# SUPPLIED ENTRIES:

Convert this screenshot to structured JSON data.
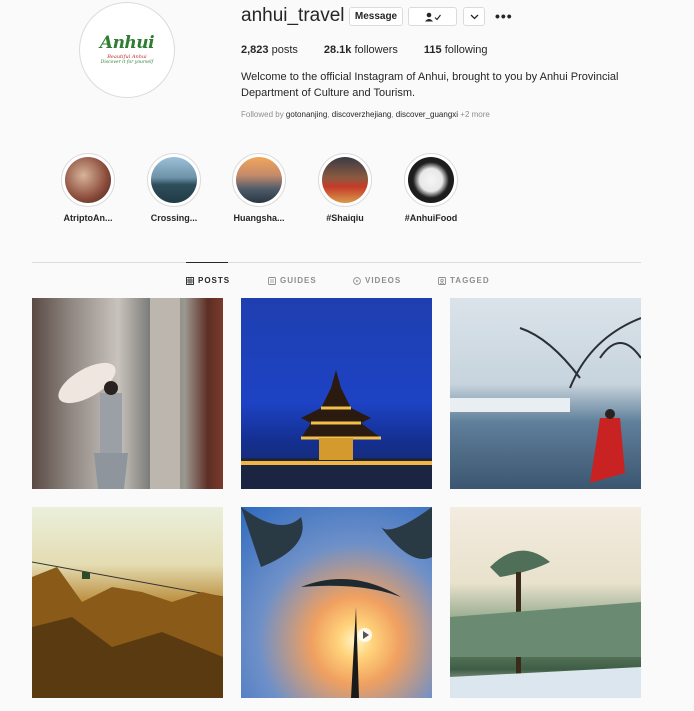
{
  "profile": {
    "username": "anhui_travel",
    "logo_word": "Anhui",
    "logo_tag1": "Beautiful Anhui",
    "logo_tag2": "Discover it for yourself",
    "message_label": "Message",
    "follow_icon": "person-check-icon",
    "chevron_icon": "chevron-down-icon",
    "more_icon": "ellipsis-icon",
    "more_glyph": "•••",
    "stats": {
      "posts_count": "2,823",
      "posts_label": "posts",
      "followers_count": "28.1k",
      "followers_label": "followers",
      "following_count": "115",
      "following_label": "following"
    },
    "bio": "Welcome to the official Instagram of Anhui, brought to you by Anhui Provincial Department of Culture and Tourism.",
    "followed_by": {
      "prefix": "Followed by",
      "accounts": [
        "gotonanjing",
        "discoverzhejiang",
        "discover_guangxi"
      ],
      "more": "+2 more"
    }
  },
  "highlights": [
    {
      "label": "AtriptoAn..."
    },
    {
      "label": "Crossing..."
    },
    {
      "label": "Huangsha..."
    },
    {
      "label": "#Shaiqiu"
    },
    {
      "label": "#AnhuiFood"
    }
  ],
  "tabs": [
    {
      "label": "POSTS",
      "icon": "grid-icon",
      "active": true
    },
    {
      "label": "GUIDES",
      "icon": "guide-icon",
      "active": false
    },
    {
      "label": "VIDEOS",
      "icon": "video-icon",
      "active": false
    },
    {
      "label": "TAGGED",
      "icon": "tag-icon",
      "active": false
    }
  ],
  "posts": [
    {
      "subject": "woman-with-parasol"
    },
    {
      "subject": "lit-pavilion-night"
    },
    {
      "subject": "lake-village-red-cloak"
    },
    {
      "subject": "huangshan-cable-car"
    },
    {
      "subject": "pine-sunset"
    },
    {
      "subject": "snowy-pine-forest"
    }
  ]
}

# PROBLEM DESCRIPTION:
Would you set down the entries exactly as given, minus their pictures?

# RESULT BELOW:
Convert this screenshot to structured JSON data.
{
  "profile": {
    "username": "anhui_travel",
    "logo_word": "Anhui",
    "logo_tag1": "Beautiful Anhui",
    "logo_tag2": "Discover it for yourself",
    "message_label": "Message",
    "follow_icon": "person-check-icon",
    "chevron_icon": "chevron-down-icon",
    "more_icon": "ellipsis-icon",
    "more_glyph": "•••",
    "stats": {
      "posts_count": "2,823",
      "posts_label": "posts",
      "followers_count": "28.1k",
      "followers_label": "followers",
      "following_count": "115",
      "following_label": "following"
    },
    "bio": "Welcome to the official Instagram of Anhui, brought to you by Anhui Provincial Department of Culture and Tourism.",
    "followed_by": {
      "prefix": "Followed by",
      "accounts": [
        "gotonanjing",
        "discoverzhejiang",
        "discover_guangxi"
      ],
      "more": "+2 more"
    }
  },
  "highlights": [
    {
      "label": "AtriptoAn..."
    },
    {
      "label": "Crossing..."
    },
    {
      "label": "Huangsha..."
    },
    {
      "label": "#Shaiqiu"
    },
    {
      "label": "#AnhuiFood"
    }
  ],
  "tabs": [
    {
      "label": "POSTS",
      "icon": "grid-icon",
      "active": true
    },
    {
      "label": "GUIDES",
      "icon": "guide-icon",
      "active": false
    },
    {
      "label": "VIDEOS",
      "icon": "video-icon",
      "active": false
    },
    {
      "label": "TAGGED",
      "icon": "tag-icon",
      "active": false
    }
  ],
  "posts": [
    {
      "subject": "woman-with-parasol"
    },
    {
      "subject": "lit-pavilion-night"
    },
    {
      "subject": "lake-village-red-cloak"
    },
    {
      "subject": "huangshan-cable-car"
    },
    {
      "subject": "pine-sunset"
    },
    {
      "subject": "snowy-pine-forest"
    }
  ]
}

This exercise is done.